My new sofa was delivered to my empty apartment, not long after my visit to the showroom. It was gorgeous and new and I loved it. I hadn't even met my husband yet. A few other gentleman might have sat on the sofa before I met him, but we won't get into that.

When I moved into my first apartment in San Francisco, which ended up being our (my husband when he was my boyfriend and me) first apartment in San Francisco, the sofa moved with me. The apartment was supposed to be my apartment, but the rental market was brutal and someone saw a window to worm his way into my life. I didn't argue.

Then the sofa moved with us to our second SF apartment, where we got married, on the roof deck, with a view of the Golden Gate Bridge. A very special day.

And it moved with us again, to the tiny apartment we moved into so I could afford to go to graduate school. We're still here! I know it seems crazy, but maybe it isn't. We like it here, usually. Another story for another day.

Then the sofa rode with us in a U-Haul truck and lived with us in Point Reyes Station, CA, when we thought we were transitioning our lives to West Marin. The transition was never completed. Again, we'll save those details for another day.

The sofa was brought back to our little apartment in the city and it has served us well, through all of these changes in our lives, until we moved it out to the sidewalk early this morning. I feel I've betrayed it in some way, like there's something more I should have done.

I'm clearly not handling this sofa departure well at all. I know different people have different definitions of what constitutes needing a sofa, but you can trust me when I tell you the fabric was not just bordering on embarrassing, and the cushions, although fluffed regularly, had really lost their oomph. And the style... It was a bit dated, maybe more than a bit, but honestly, I could have lived with dated. It was the wear and tear that solidified the poor guy had absolutely reached retirement age. Yes, my sofa is male. I don't know how I know.

The pickup schedule was full tomorrow, so we decided to just go one day without a sofa. We were asked to have it outside at 6am this morning, so we woke up early and maneuvered that giant out the front door, as we'd agreed we would.

I took a ferry to Sausalito and Sausalito really was at its best today. It felt good to be there. The fog and the mist were beautiful and the library was quiet. But then I remembered the sofa and started feeling nostalgic... I tried to distract myself with the purchase of a huge ripe tomato. No, I haven't tasted it yet.

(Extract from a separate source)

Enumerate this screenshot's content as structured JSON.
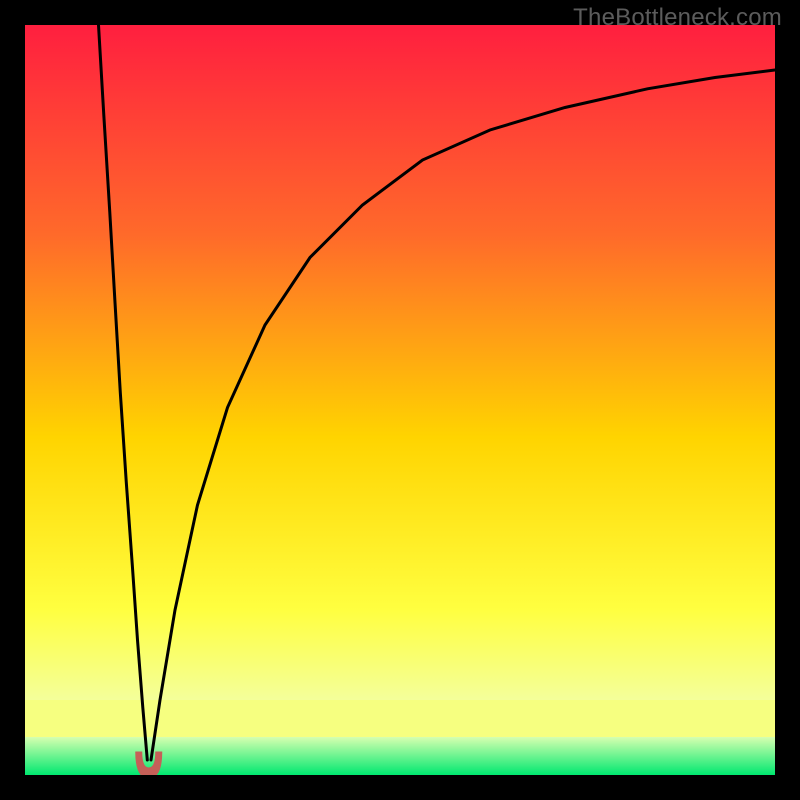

My fingers are crossed. It will be our first ripe tomato of the season. Usually very exciting, but the sofa... I assumed it would be picked up before I returned home.

I got home today around 2pm and it was still there, on the sidewalk. Now it is 5:30pm and nothing has changed. I've called the service twice. I fear it will be out there all night.

Every time I walk past the sofa or look outside I feel terrible. I imagine it's cold and lonely out there without our bodies to keep it warm. I wish we could have donated it, but my research showed it was not in the proper condition for donation.

The last time we scheduled a pickup for a piece of furniture we had it out of the apartment at 6am and it was picked up by 7am. Done. And I didn't even care about that item.

My husband offered that the sofa would probably be reincarnated and this idea made me feel much better. I'm thinking it will be a goat or a saguaro cactus in its next life. Just a gut feeling.

Wait... I hear a truck.

Nope. Wrong truck.